“It reinforces the idea that some white labor activists see issues solely in terms of class and underemphasize the impact of race in labor conflict,” Duff told Payday in 2020. “It unnecessarily siphons enthusiasm out of the labor movement along racial lines,”. 

Brooks never publicly responded to any critiques from some of the nation’s leading black and brown activists. In countless attempts by Payday Report to do so, he has never responded to our reporting. However, Payday Report is eager to run his comments if he does respond, given his prominent role as the right-hand man to the incoming president of the UAW. 

A Dangerous Moment for UAW Reformers

As Brooks is set to take a top leadership position next to incoming UAW President  Fain, Brooks has refused to respond to many within the union when faced criticism. 

“I also think [Brooks] has some blinders and there are big matters that are well beyond his experience and skillset,” Smuckler wrote in a widely distributed memo among incoming top UAW staff. “There are things I’m not good at. There are roles that each of us is not the best person for. But it’s my assessment that Chris does not necessarily even see his blindspots.” 

Smuckler worried in his widely distributed memo that Brooks was too top-down and authoritarian in his leadership style. 

I think you can’t run a giant powerful union like the UAW without sharing and delegating power,” wrote Smuckler in the memo. “To pull something like this off, you have to unleash forces that you can influence, but not fully control. If you can fully control everyone you’re bringing in, then you’re not bringing in the kind of leaders you need”

Despite multiple attempts to reach out to incoming UAW President Shawn Fain, did not respond to request for comment. 

In conclusion of his memo, Smuckler warned that if Fain as incoming UAW President wasn’t careful about, who he keeps around him in top leadership positions, that UAW reformers could squander a crucial moment. 

“I want to make this moment one for the history books. I want to help reinvigorate the labor movement and win big things. I think we can. But we have to get this right,” wrote Smuckler in the Feb. 17 memo. “As much as we respect Chris and what he’s done, none of the other competent leaders who I’ve come to know and trust these past couple weeks are willing to work under him like this.”

Five days later, Fain fired Smuckler from his staff; a cautionary tale of the limits of union democracy revival within the UAW. 

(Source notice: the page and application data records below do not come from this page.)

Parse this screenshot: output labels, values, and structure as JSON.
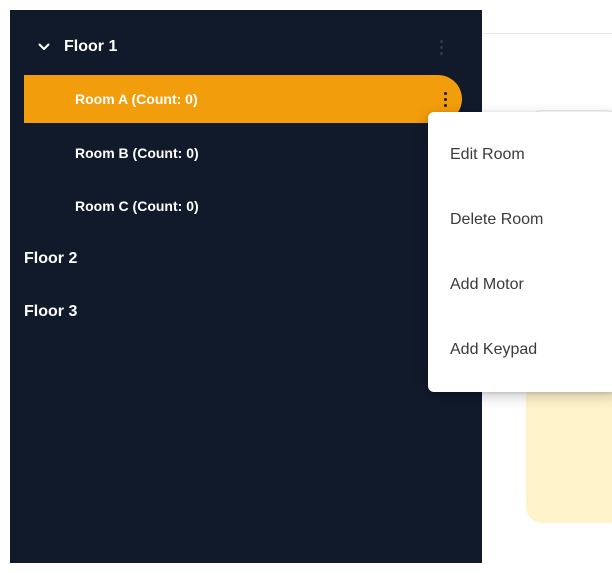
{
  "colors": {
    "sidebar_background": "#101a2b",
    "selected_row": "#f29d0b",
    "notice_background": "#fff3cc",
    "menu_text": "#3a3a3a"
  },
  "sidebar": {
    "floors": [
      {
        "label": "Floor 1",
        "expanded": true,
        "rooms": [
          {
            "label": "Room A (Count: 0)",
            "selected": true
          },
          {
            "label": "Room B (Count: 0)",
            "selected": false
          },
          {
            "label": "Room C (Count: 0)",
            "selected": false
          }
        ]
      },
      {
        "label": "Floor 2",
        "expanded": false
      },
      {
        "label": "Floor 3",
        "expanded": false
      }
    ]
  },
  "context_menu": {
    "items": [
      {
        "label": "Edit Room"
      },
      {
        "label": "Delete Room"
      },
      {
        "label": "Add Motor"
      },
      {
        "label": "Add Keypad"
      }
    ]
  },
  "icons": {
    "floor_toggle": "chevron-down-icon",
    "more_options": "more-vertical-icon"
  }
}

Donate to Payday Report to Help Us Cover the Fight for Union Democracy 

About the Author

Mike Elk
Mike Elk is an Emmy-nominated labor reporter and alumni of the Guardian. In addition to filing nearly 2,000 stories from 46 states, Elk traveled with Lula from Sáo Bernando do Campos all the way to the Oval Office in the White House. Credited by the Washington Post for being the first reporter to track the strike wave systematically, Elk started Payday Report using his NLRB settlement from being illegally fired for union organizing in 2015. He lives in his hometown of Pittsburgh and works frequently in Rio de Janeiro, where he attended college at PUC-Rio. He speaks both Portuguese and Pittsburghese fluently. His email is [email protected]

Be the first to comment on "UAW Challenger Fain Purges Top Allies in Favor of Brooklyn Consultants "

Leave a comment

This site uses Akismet to reduce spam. Learn how your comment data is processed.